My wife and I purchased tickets for a musical performance in advance. Unfortunately, we arrived about 10 minutes after the event had already begun. They sat us in the back after about another 10 minutes of standing in the lobby.
However, my tickets were for front-row seating. At intermission, we tried to move to our original seats, but we discovered that another party was already sitting in them. The usher would not let us have our seats and asked us to return to the ones in the back.
I feel that they owe us the price difference between the front row and back row seats, especially since they resold our tickets. Can I sue for damages?
Your situation has a blend of several competing issues. There is a contract between your and the venue. You gave them money in exchange for the ticket.

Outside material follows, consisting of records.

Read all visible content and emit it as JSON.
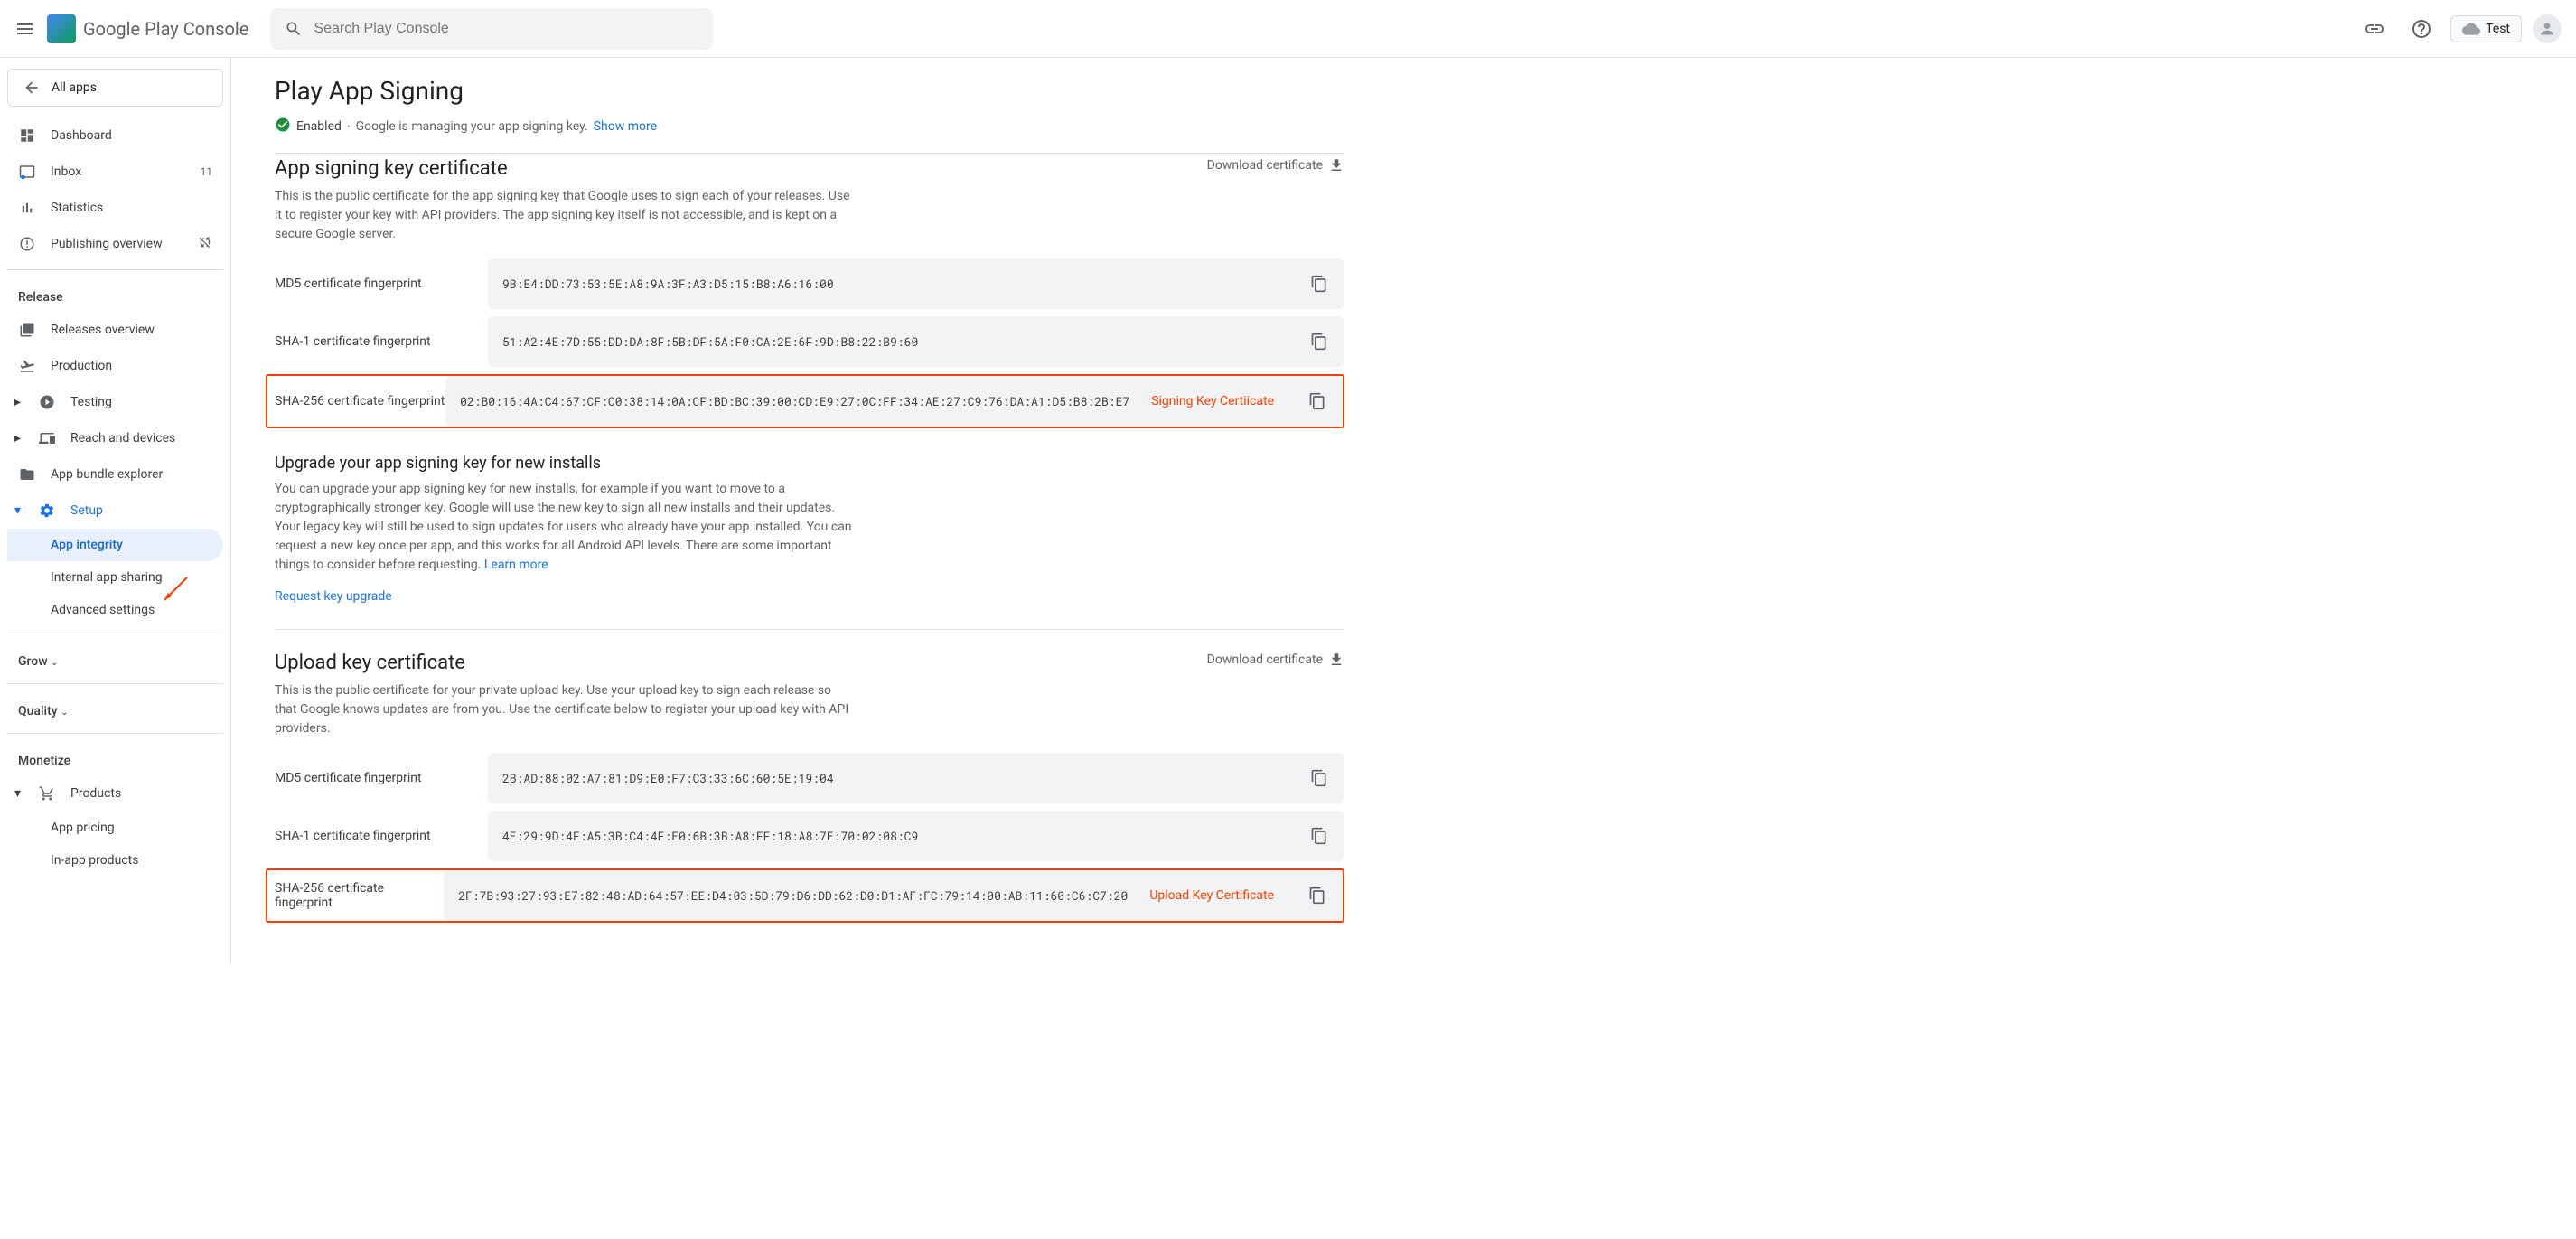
{
  "header": {
    "logo_text": "Google Play Console",
    "search_placeholder": "Search Play Console",
    "cloud_label": "Test"
  },
  "sidebar": {
    "all_apps": "All apps",
    "dashboard": "Dashboard",
    "inbox": "Inbox",
    "inbox_count": "11",
    "statistics": "Statistics",
    "publishing_overview": "Publishing overview",
    "release_section": "Release",
    "releases_overview": "Releases overview",
    "production": "Production",
    "testing": "Testing",
    "reach_devices": "Reach and devices",
    "app_bundle": "App bundle explorer",
    "setup": "Setup",
    "app_integrity": "App integrity",
    "internal_sharing": "Internal app sharing",
    "advanced_settings": "Advanced settings",
    "grow_section": "Grow",
    "quality_section": "Quality",
    "monetize_section": "Monetize",
    "products": "Products",
    "app_pricing": "App pricing",
    "inapp_products": "In-app products"
  },
  "page": {
    "title": "Play App Signing",
    "enabled_label": "Enabled",
    "managing_text": "Google is managing your app signing key.",
    "show_more": "Show more"
  },
  "signing": {
    "title": "App signing key certificate",
    "desc": "This is the public certificate for the app signing key that Google uses to sign each of your releases. Use it to register your key with API providers. The app signing key itself is not accessible, and is kept on a secure Google server.",
    "download": "Download certificate",
    "md5_label": "MD5 certificate fingerprint",
    "md5_value": "9B:E4:DD:73:53:5E:A8:9A:3F:A3:D5:15:B8:A6:16:00",
    "sha1_label": "SHA-1 certificate fingerprint",
    "sha1_value": "51:A2:4E:7D:55:DD:DA:8F:5B:DF:5A:F0:CA:2E:6F:9D:B8:22:B9:60",
    "sha256_label": "SHA-256 certificate fingerprint",
    "sha256_value": "02:B0:16:4A:C4:67:CF:C0:38:14:0A:CF:BD:BC:39:00:CD:E9:27:0C:FF:34:AE:27:C9:76:DA:A1:D5:B8:2B:E7",
    "annotation": "Signing Key Certiicate"
  },
  "upgrade": {
    "title": "Upgrade your app signing key for new installs",
    "desc": "You can upgrade your app signing key for new installs, for example if you want to move to a cryptographically stronger key. Google will use the new key to sign all new installs and their updates. Your legacy key will still be used to sign updates for users who already have your app installed. You can request a new key once per app, and this works for all Android API levels. There are some important things to consider before requesting.",
    "learn_more": "Learn more",
    "request": "Request key upgrade"
  },
  "upload": {
    "title": "Upload key certificate",
    "desc": "This is the public certificate for your private upload key. Use your upload key to sign each release so that Google knows updates are from you. Use the certificate below to register your upload key with API providers.",
    "download": "Download certificate",
    "md5_label": "MD5 certificate fingerprint",
    "md5_value": "2B:AD:88:02:A7:81:D9:E0:F7:C3:33:6C:60:5E:19:04",
    "sha1_label": "SHA-1 certificate fingerprint",
    "sha1_value": "4E:29:9D:4F:A5:3B:C4:4F:E0:6B:3B:A8:FF:18:A8:7E:70:02:08:C9",
    "sha256_label": "SHA-256 certificate fingerprint",
    "sha256_value": "2F:7B:93:27:93:E7:82:48:AD:64:57:EE:D4:03:5D:79:D6:DD:62:D0:D1:AF:FC:79:14:00:AB:11:60:C6:C7:20",
    "annotation": "Upload Key Certificate"
  }
}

However, the other terms of the contract, if any, are unknown. You are saying that the ticket guarantees you the right to sit in a certain seat from a certain time until another certain time, namely the time of the performance. It does not sound like that would be the same argument you would have if the performance were cancelled because the performer was ill, because you would be staring at an empty stage.

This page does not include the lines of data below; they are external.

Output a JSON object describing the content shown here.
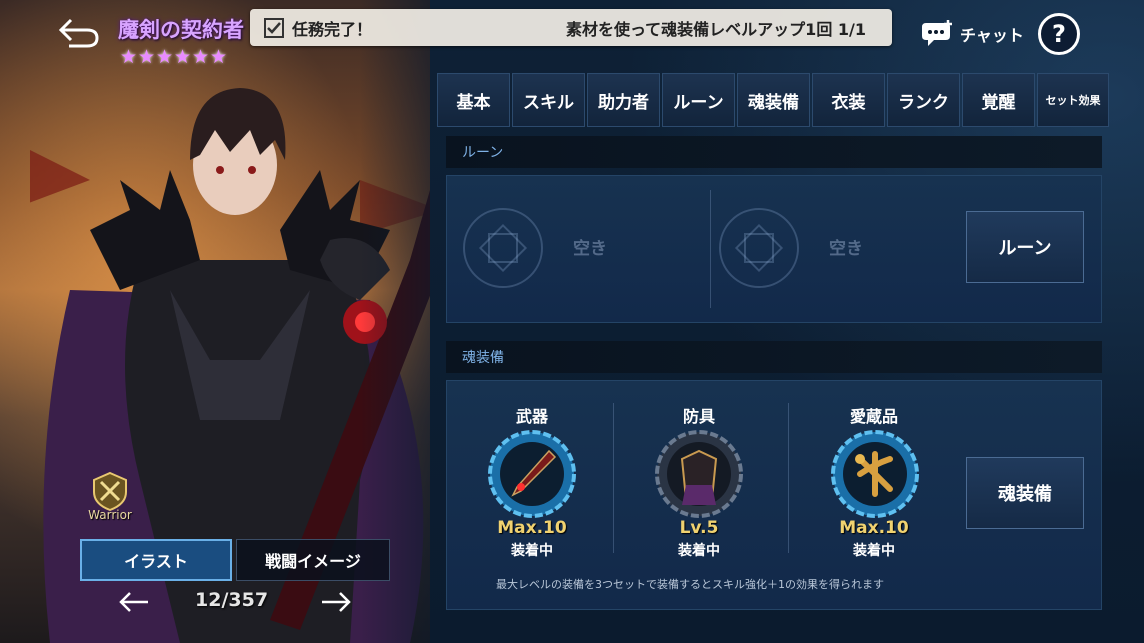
{
  "header": {
    "title": "魔剣の契約者",
    "stars": 6
  },
  "task_banner": {
    "done_label": "任務完了！",
    "detail": "素材を使って魂装備レベルアップ1回 1/1"
  },
  "chat_label": "チャット",
  "help_label": "?",
  "tabs": [
    {
      "label": "基本"
    },
    {
      "label": "スキル"
    },
    {
      "label": "助力者"
    },
    {
      "label": "ルーン"
    },
    {
      "label": "魂装備"
    },
    {
      "label": "衣装"
    },
    {
      "label": "ランク"
    },
    {
      "label": "覚醒"
    },
    {
      "label": "セット効果"
    }
  ],
  "rune_section": {
    "heading": "ルーン",
    "slot1_label": "空き",
    "slot2_label": "空き",
    "button_label": "ルーン"
  },
  "soul_section": {
    "heading": "魂装備",
    "items": [
      {
        "name": "武器",
        "level": "Max.10",
        "status": "装着中"
      },
      {
        "name": "防具",
        "level": "Lv.5",
        "status": "装着中"
      },
      {
        "name": "愛蔵品",
        "level": "Max.10",
        "status": "装着中"
      }
    ],
    "button_label": "魂装備",
    "note": "最大レベルの装備を3つセットで装備するとスキル強化＋1の効果を得られます"
  },
  "character": {
    "class_label": "Warrior",
    "illust_button": "イラスト",
    "battle_button": "戦闘イメージ",
    "page_count": "12/357"
  },
  "colors": {
    "title": "#d8a4ff",
    "level": "#f0d270",
    "accent_blue": "#1a4d80"
  }
}
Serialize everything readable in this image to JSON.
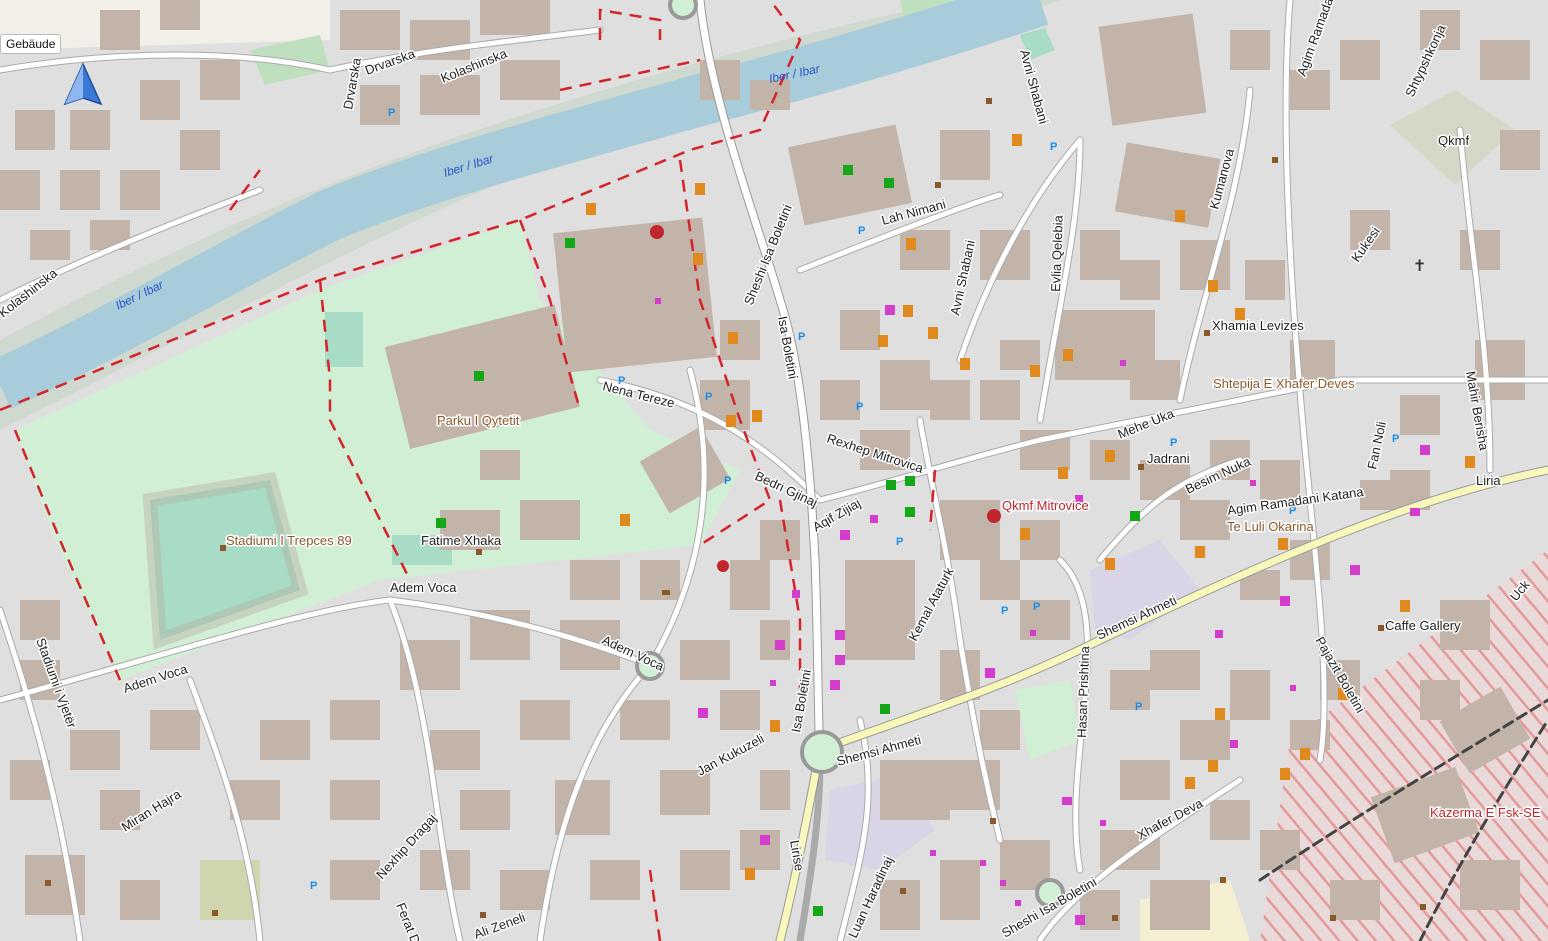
{
  "layer_label": "Gebäude",
  "colors": {
    "background": "#e0dfdf",
    "building": "#c3b4a9",
    "water": "#a9ccdb",
    "park": "#d1efd4",
    "pitch": "#a9dcc7",
    "road": "#ffffff",
    "primary_road": "#f8f8ba",
    "boundary": "#d4232a",
    "military": "#e49a9a"
  },
  "water_labels": [
    "Iber / Ibar",
    "Iber / Ibar",
    "Iber / Ibar"
  ],
  "street_labels": [
    "Kolashinska",
    "Drvarska",
    "Drvarska",
    "Kolashinska",
    "Nena Tereze",
    "Sheshi Isa Boletini",
    "Isa Boletini",
    "Lah Nimani",
    "Avni Shabani",
    "Avni Shabani",
    "Evlia Qelebia",
    "Kumanova",
    "Agim Ramadani",
    "Shtypshkonja",
    "Kukesi",
    "Rexhep Mitrovica",
    "Bedri Gjinaj",
    "Adem Voca",
    "Adem Voca",
    "Adem Voca",
    "Fatime Xhaka",
    "Mehe Uka",
    "Besim Nuka",
    "Agim Ramadani Katana",
    "Fan Noli",
    "Mahir Berisha",
    "Liria",
    "Shemsi Ahmeti",
    "Shemsi Ahmeti",
    "Kemal Ataturk",
    "Hasan Prishtina",
    "Stadiumi i Vjetër",
    "Miran Hajra",
    "Nexhip Dragaj",
    "Jan Kukuzeli",
    "Isa Boletini",
    "Ali Zeneli",
    "Luan Haradinaj",
    "Sheshi Isa Boletini",
    "Xhafer Deva",
    "Pajazit Boletini",
    "Uck",
    "Aqif Zijiaj",
    "Ferat Dr",
    "Lirise"
  ],
  "poi_labels": {
    "park": "Parku I Qytetit",
    "stadium": "Stadiumi I Trepces 89",
    "hospital": "Qkmf Mitrovice",
    "qkmf": "Qkmf",
    "mosque": "Xhamia Levizes",
    "house": "Shtepija E Xhafer Deves",
    "jadrani": "Jadrani",
    "teluli": "Te Luli Okarina",
    "caffe": "Caffe Gallery",
    "kazerma": "Kazerma E Fsk-SE"
  },
  "icons": [
    "navigation-compass-icon",
    "restaurant-icon",
    "cafe-icon",
    "hospital-icon",
    "pharmacy-icon",
    "parking-icon",
    "clothes-shop-icon",
    "supermarket-icon",
    "playground-icon",
    "worship-icon",
    "bank-icon",
    "hotel-icon"
  ]
}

The proprietor of the venue may agree with your claim of a right to sit in a particular seat from a certain time to another certain time.
However, the proprietor may argue that it was not a right but an obligation to be there. He may say that you breached the contract by showing up late. This argument might create a claim against you for damages.
The proprietor may say that the performance was inadequate because the performer had to look into an audience and see empty seats in the front row and felt discouraged and depressed by the lack of your appreciation for the artistry.
The proprietor may also say that the contract was just for the ability to watch the show and that the actual location of your seat was just suggested by the seat assignment. This appears to have been what happened.
Whether you can prove that the terms are as you say, or whether the proprietor will win, is something that cannot be known without presenting it to a judge for determination. The amount of damages, if any, also cannot be known until after all the claims and their merits have been evaluated.
There are some claims that should be advanced on principle. There are others that should not be advanced on different principles.
An overly-litigious society makes people fearful of lawsuits. Businesses react to this fear by factoring in potential damages and buying insurance against claims into the price of their products, such as tickets.
If the cost of your ticket increases, you may be reluctant to attend another performance. A life without music, even if it is from the back row, is not as wonderful, in my opinion, as a life full of music.
I hope your life is filled with music!
John Hartzell is a practicing Walla Walla attorney. No attorney-client relationship is established via this column, which is for educational purposes only and is not intended as legal advice. Any information given is to illustrate basic legal concepts and does not state how any court would decide any matter. Have a question? Ask John at firstname.lastname@example.org.